*** Opening of Record excerpts ***

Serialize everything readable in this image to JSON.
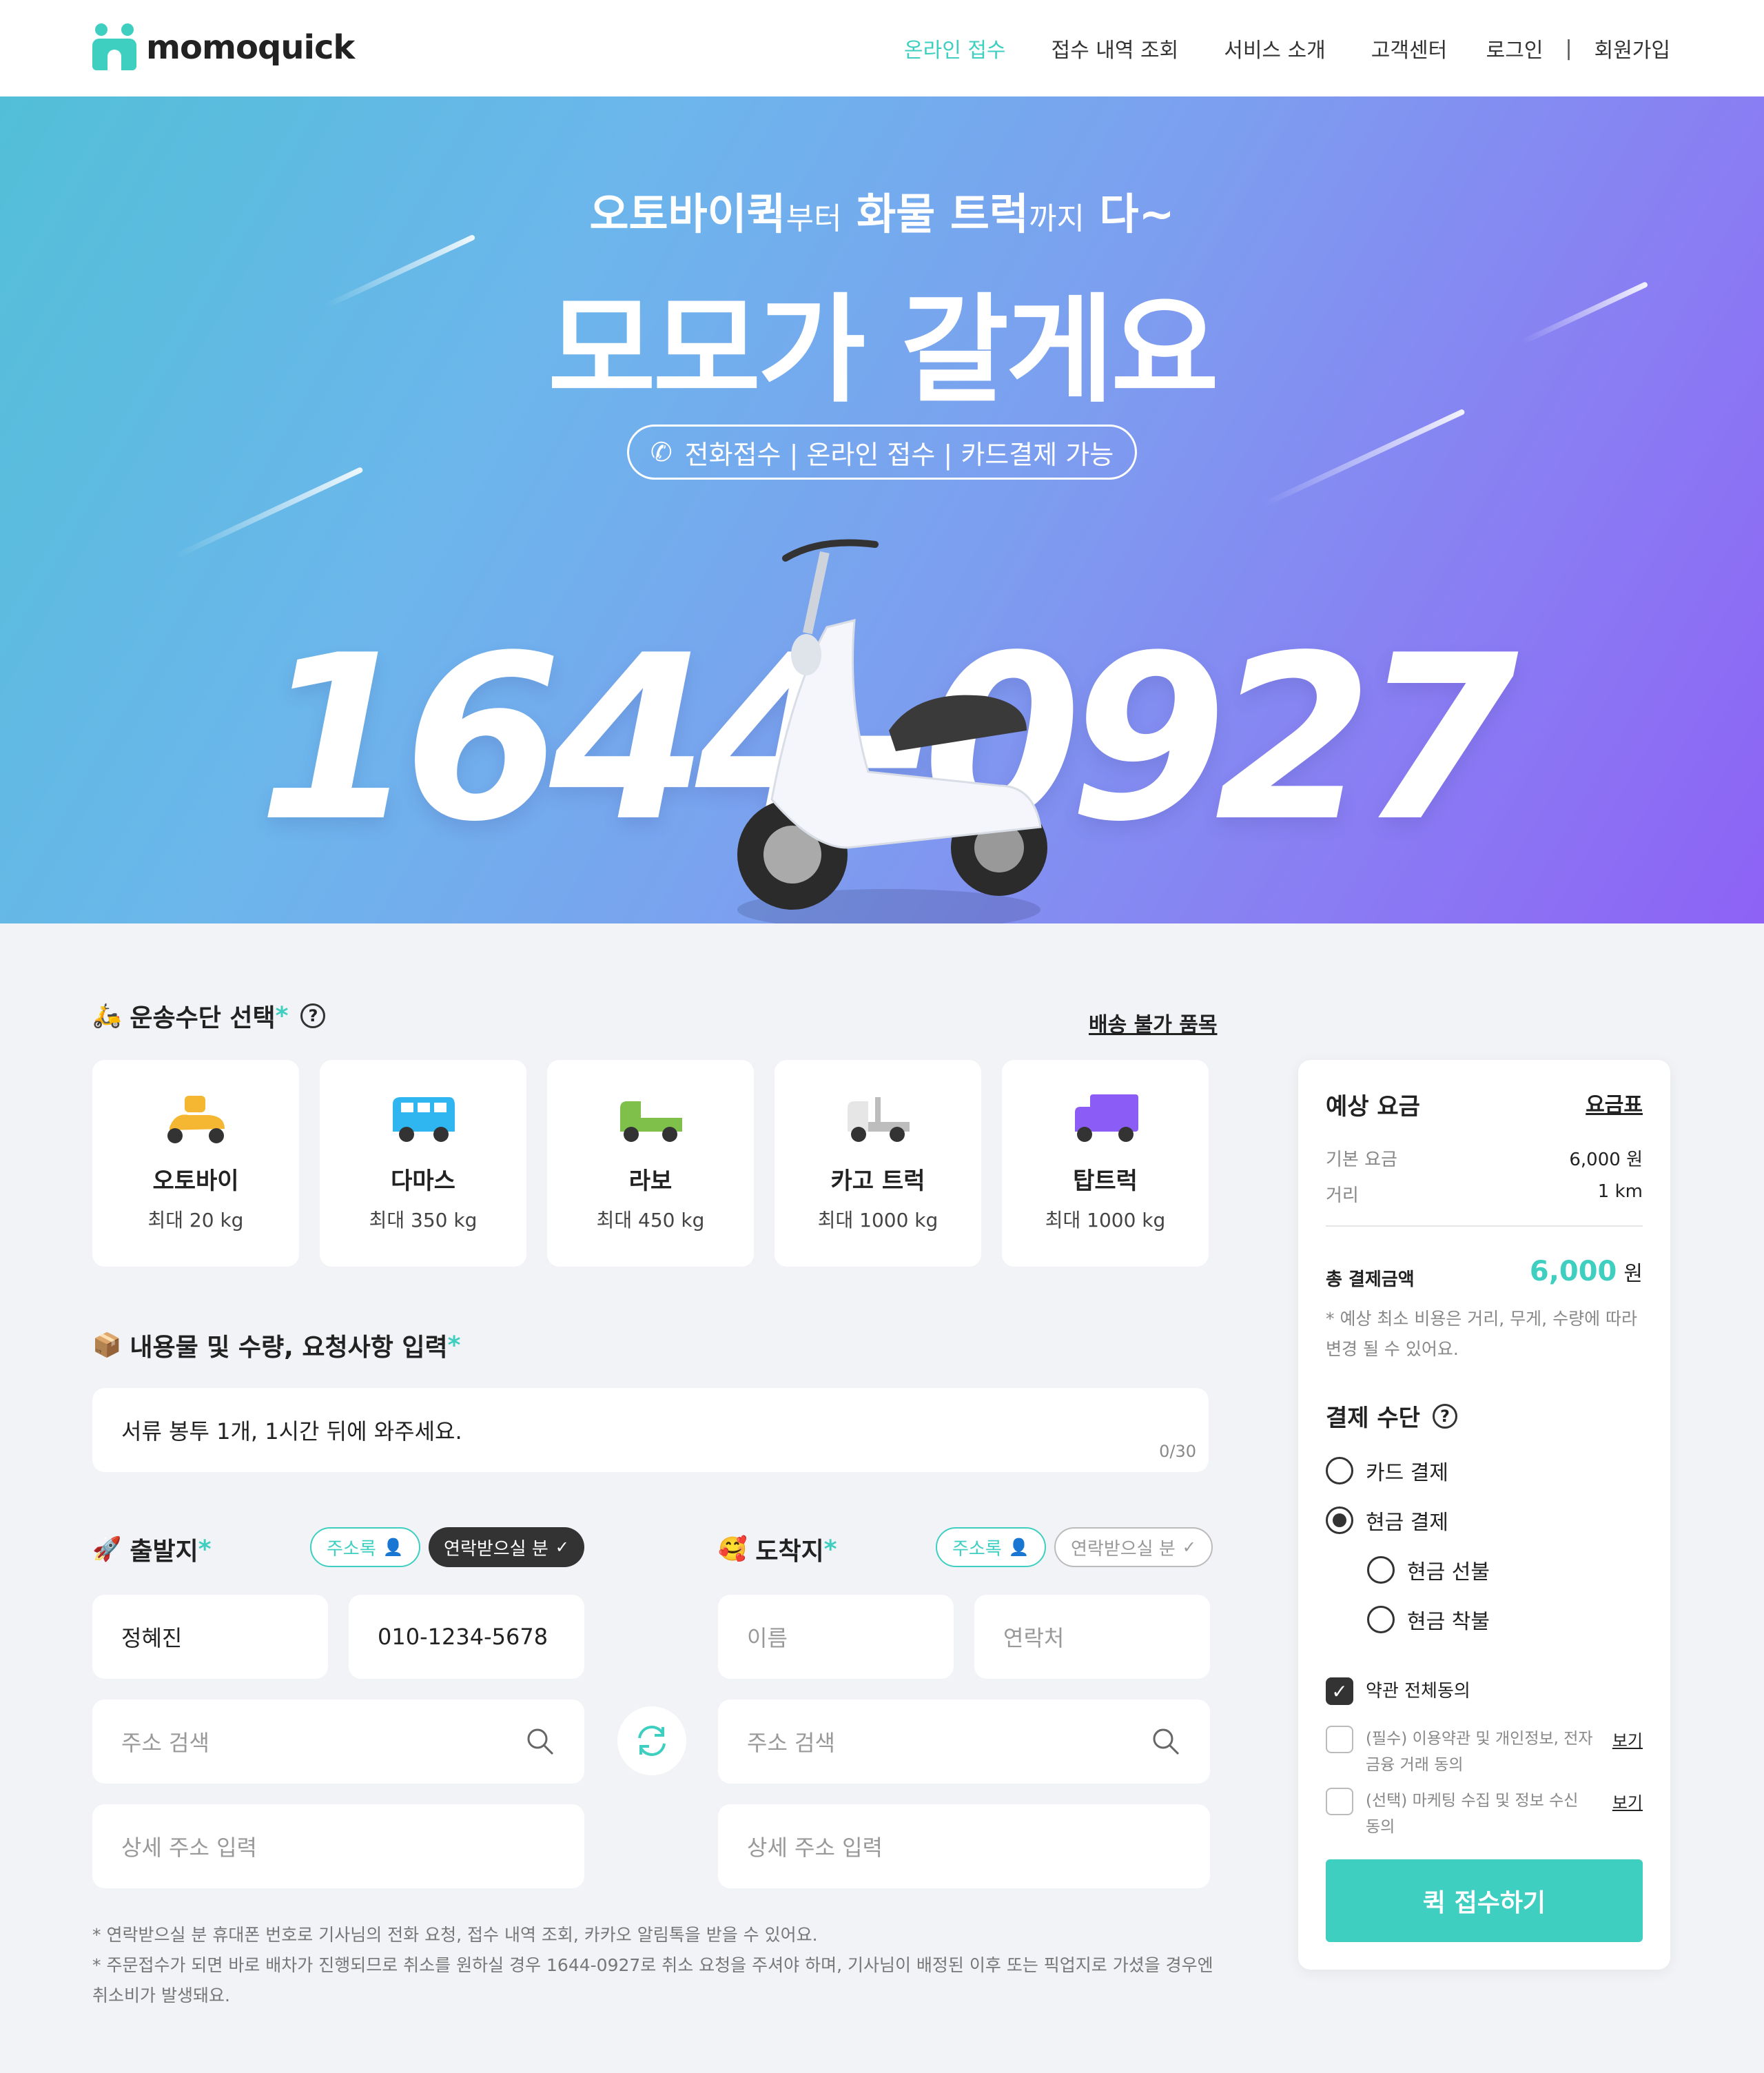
{
  "header": {
    "logo_text": "momoquick",
    "nav": [
      "온라인 접수",
      "접수 내역 조회",
      "서비스 소개",
      "고객센터"
    ],
    "login": "로그인",
    "signup": "회원가입"
  },
  "hero": {
    "sub_1": "오토바이퀵",
    "sub_2": "부터",
    "sub_3": "화물 트럭",
    "sub_4": "까지",
    "sub_5": "다~",
    "title": "모모가 갈게요",
    "pill": "전화접수 | 온라인 접수 | 카드결제 가능",
    "phone_number": "1644-0927"
  },
  "vehicle_section": {
    "title": "운송수단 선택",
    "link": "배송 불가 품목",
    "vehicles": [
      {
        "name": "오토바이",
        "cap": "최대 20 kg",
        "color": "#f5b731"
      },
      {
        "name": "다마스",
        "cap": "최대 350 kg",
        "color": "#2fb6f0"
      },
      {
        "name": "라보",
        "cap": "최대 450 kg",
        "color": "#7ec04a"
      },
      {
        "name": "카고 트럭",
        "cap": "최대 1000 kg",
        "color": "#cfcfcf"
      },
      {
        "name": "탑트럭",
        "cap": "최대 1000 kg",
        "color": "#8b5cf6"
      }
    ]
  },
  "contents_section": {
    "title": "내용물 및 수량, 요청사항 입력",
    "value": "서류 봉투 1개, 1시간 뒤에 와주세요.",
    "counter": "0/30"
  },
  "origin": {
    "title": "출발지",
    "chip_address": "주소록",
    "chip_contact": "연락받으실 분",
    "name": "정혜진",
    "phone": "010-1234-5678",
    "address_placeholder": "주소 검색",
    "detail_placeholder": "상세 주소 입력"
  },
  "destination": {
    "title": "도착지",
    "chip_address": "주소록",
    "chip_contact": "연락받으실 분",
    "name_placeholder": "이름",
    "phone_placeholder": "연락처",
    "address_placeholder": "주소 검색",
    "detail_placeholder": "상세 주소 입력"
  },
  "notes": [
    "* 연락받으실 분 휴대폰 번호로 기사님의 전화 요청, 접수 내역 조회, 카카오 알림톡을 받을 수 있어요.",
    "* 주문접수가 되면 바로 배차가 진행되므로 취소를 원하실 경우 1644-0927로 취소 요청을 주셔야 하며, 기사님이 배정된 이후 또는 픽업지로 가셨을 경우엔 취소비가 발생돼요."
  ],
  "panel": {
    "title": "예상 요금",
    "link": "요금표",
    "base_label": "기본 요금",
    "base_value": "6,000 원",
    "distance_label": "거리",
    "distance_value": "1 km",
    "total_label": "총 결제금액",
    "total_value": "6,000",
    "total_unit": "원",
    "note": "* 예상 최소 비용은 거리, 무게, 수량에 따라 변경 될 수 있어요.",
    "pay_title": "결제 수단",
    "pay_card": "카드 결제",
    "pay_cash": "현금 결제",
    "cash_pre": "현금 선불",
    "cash_post": "현금 착불",
    "agree_all": "약관 전체동의",
    "agree_required": "(필수) 이용약관 및 개인정보, 전자금융 거래 동의",
    "agree_optional": "(선택) 마케팅 수집 및 정보 수신 동의",
    "view": "보기",
    "submit": "퀵 접수하기"
  },
  "colors": {
    "accent": "#3ecfc0",
    "dark": "#333333"
  }
}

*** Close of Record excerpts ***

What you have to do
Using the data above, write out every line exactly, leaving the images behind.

Finished task
Serialize everything readable in this image to JSON.
{
  "header": {
    "logo_text": "momoquick",
    "nav": [
      "온라인 접수",
      "접수 내역 조회",
      "서비스 소개",
      "고객센터"
    ],
    "login": "로그인",
    "signup": "회원가입"
  },
  "hero": {
    "sub_1": "오토바이퀵",
    "sub_2": "부터",
    "sub_3": "화물 트럭",
    "sub_4": "까지",
    "sub_5": "다~",
    "title": "모모가 갈게요",
    "pill": "전화접수 | 온라인 접수 | 카드결제 가능",
    "phone_number": "1644-0927"
  },
  "vehicle_section": {
    "title": "운송수단 선택",
    "link": "배송 불가 품목",
    "vehicles": [
      {
        "name": "오토바이",
        "cap": "최대 20 kg",
        "color": "#f5b731"
      },
      {
        "name": "다마스",
        "cap": "최대 350 kg",
        "color": "#2fb6f0"
      },
      {
        "name": "라보",
        "cap": "최대 450 kg",
        "color": "#7ec04a"
      },
      {
        "name": "카고 트럭",
        "cap": "최대 1000 kg",
        "color": "#cfcfcf"
      },
      {
        "name": "탑트럭",
        "cap": "최대 1000 kg",
        "color": "#8b5cf6"
      }
    ]
  },
  "contents_section": {
    "title": "내용물 및 수량, 요청사항 입력",
    "value": "서류 봉투 1개, 1시간 뒤에 와주세요.",
    "counter": "0/30"
  },
  "origin": {
    "title": "출발지",
    "chip_address": "주소록",
    "chip_contact": "연락받으실 분",
    "name": "정혜진",
    "phone": "010-1234-5678",
    "address_placeholder": "주소 검색",
    "detail_placeholder": "상세 주소 입력"
  },
  "destination": {
    "title": "도착지",
    "chip_address": "주소록",
    "chip_contact": "연락받으실 분",
    "name_placeholder": "이름",
    "phone_placeholder": "연락처",
    "address_placeholder": "주소 검색",
    "detail_placeholder": "상세 주소 입력"
  },
  "notes": [
    "* 연락받으실 분 휴대폰 번호로 기사님의 전화 요청, 접수 내역 조회, 카카오 알림톡을 받을 수 있어요.",
    "* 주문접수가 되면 바로 배차가 진행되므로 취소를 원하실 경우 1644-0927로 취소 요청을 주셔야 하며, 기사님이 배정된 이후 또는 픽업지로 가셨을 경우엔 취소비가 발생돼요."
  ],
  "panel": {
    "title": "예상 요금",
    "link": "요금표",
    "base_label": "기본 요금",
    "base_value": "6,000 원",
    "distance_label": "거리",
    "distance_value": "1 km",
    "total_label": "총 결제금액",
    "total_value": "6,000",
    "total_unit": "원",
    "note": "* 예상 최소 비용은 거리, 무게, 수량에 따라 변경 될 수 있어요.",
    "pay_title": "결제 수단",
    "pay_card": "카드 결제",
    "pay_cash": "현금 결제",
    "cash_pre": "현금 선불",
    "cash_post": "현금 착불",
    "agree_all": "약관 전체동의",
    "agree_required": "(필수) 이용약관 및 개인정보, 전자금융 거래 동의",
    "agree_optional": "(선택) 마케팅 수집 및 정보 수신 동의",
    "view": "보기",
    "submit": "퀵 접수하기"
  },
  "colors": {
    "accent": "#3ecfc0",
    "dark": "#333333"
  }
}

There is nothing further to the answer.